11 11 26 31
38 38 38 48 56 62 66 66
81 81 99 102
108 130
137 137 143 149
174 187
The mid-to-late 1980sNon-governmental organisations and West Germany’s policy towards Namibia The late 1980s: The two Germanys and Namibia The two German states’ involvement in the UNTAG mission in Namibia  between 1989 and 1990
List of Abbreviations
207 207 222
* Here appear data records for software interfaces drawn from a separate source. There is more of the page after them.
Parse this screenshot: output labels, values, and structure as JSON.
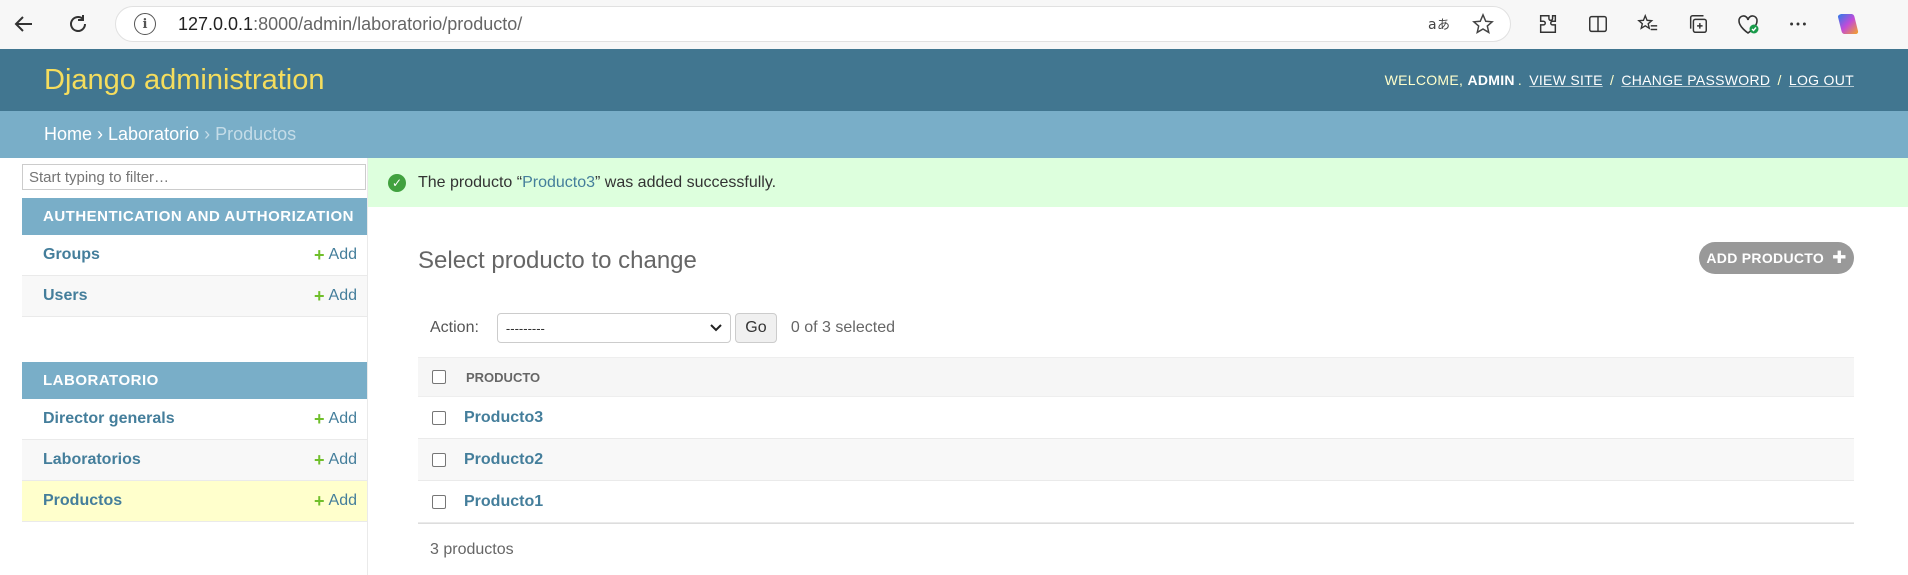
{
  "browser": {
    "url_host": "127.0.0.1",
    "url_rest": ":8000/admin/laboratorio/producto/"
  },
  "header": {
    "branding": "Django administration",
    "welcome": "WELCOME,",
    "user": "ADMIN",
    "view_site": "VIEW SITE",
    "change_password": "CHANGE PASSWORD",
    "log_out": "LOG OUT"
  },
  "breadcrumbs": {
    "home": "Home",
    "app": "Laboratorio",
    "current": "Productos"
  },
  "sidebar": {
    "filter_placeholder": "Start typing to filter…",
    "modules": [
      {
        "caption": "AUTHENTICATION AND AUTHORIZATION",
        "items": [
          {
            "name": "Groups",
            "add": "Add"
          },
          {
            "name": "Users",
            "add": "Add"
          }
        ]
      },
      {
        "caption": "LABORATORIO",
        "items": [
          {
            "name": "Director generals",
            "add": "Add"
          },
          {
            "name": "Laboratorios",
            "add": "Add"
          },
          {
            "name": "Productos",
            "add": "Add"
          }
        ]
      }
    ]
  },
  "message": {
    "prefix": "The producto “",
    "link": "Producto3",
    "suffix": "” was added successfully."
  },
  "content": {
    "title": "Select producto to change",
    "add_button": "ADD PRODUCTO",
    "action_label": "Action:",
    "action_selected": "---------",
    "go": "Go",
    "counter": "0 of 3 selected",
    "column_header": "PRODUCTO",
    "rows": [
      "Producto3",
      "Producto2",
      "Producto1"
    ],
    "paginator": "3 productos"
  }
}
th Namibia was colonized and occupied in the late 19 century by the German empire, which th in the early 20 century carried out a policy of genocide there against the Herero and Nama people. After German rule of Namibia came to an end in 1915, a German-speaking white community with considerable economic and strategic in uence remained in the territory. Not surprisingly, when after the Second World War there existed two Germanys, on dif-ferent sides of the Cold War, both played in uential roles in the long struggle to achieve Namibia’s independence. These roles were very di⁝erent. The Federal Republic of Germany (FRG) was part of the West, while its counterpart in the East was a member of the Warsaw Pact and belonged to the Soviet bloc of countries. It is the Cold War rivalry between the two Germanys in relation to Namibia that Thorsten Kern chose as the topic for his doctorate at the University of Cape Town. He has now revised his thesis for this publication. Draw-ing on extensive and careful research, he tells the story, in rich detail, of rivalry between the two Germanys in relation to Namibia in the 1970s and 1980s, which he sets in both a European and Southern African context, weaving political developments in West Germany into changing policy on such matters as the closure of the West German consulate in Wind-hoek and cultural ties with the German community in South West Africa/Namibia. Kern writes with admirable clarity on what is a highly complex topic, involving, on the one hand, relations between the two Germanys that changed over time, and, on the other, relations between each Germany and those involved with the Namibian issue, ranging from South African lobby groups to the main Namibian liberation movement, the South West Africa People’s Organisation (SWAPO). Though, as Kern fully acknowledges, previous studies have been undertaken on as-pects of this story, what sets his book apart and gives it its main importance, is that it is based on a wealth of archival material not previously used by scholars. This is primarily because a thirty-year rule (Sperrfristen)blocked access to the main German archives had before Kern undertook his research. He trawled through various German archives, includ-ing the Political Archive of the West German Foreign OĹce (PAAA), the Foundation for the Archives of the Parties and Mass Organizations of the GDR (SAPMO) at theBundesarchiv, and the GDR Ministry of State Security Archive (BStU) in Berlin, as well as the archives of West German political parties. He used the National Archives of Namibia in Windhoek and conducted interviews with key individuals. Especially useful for those who do not easily read German, he draws upon a wide range of relevant secondary sources, many of which are in German.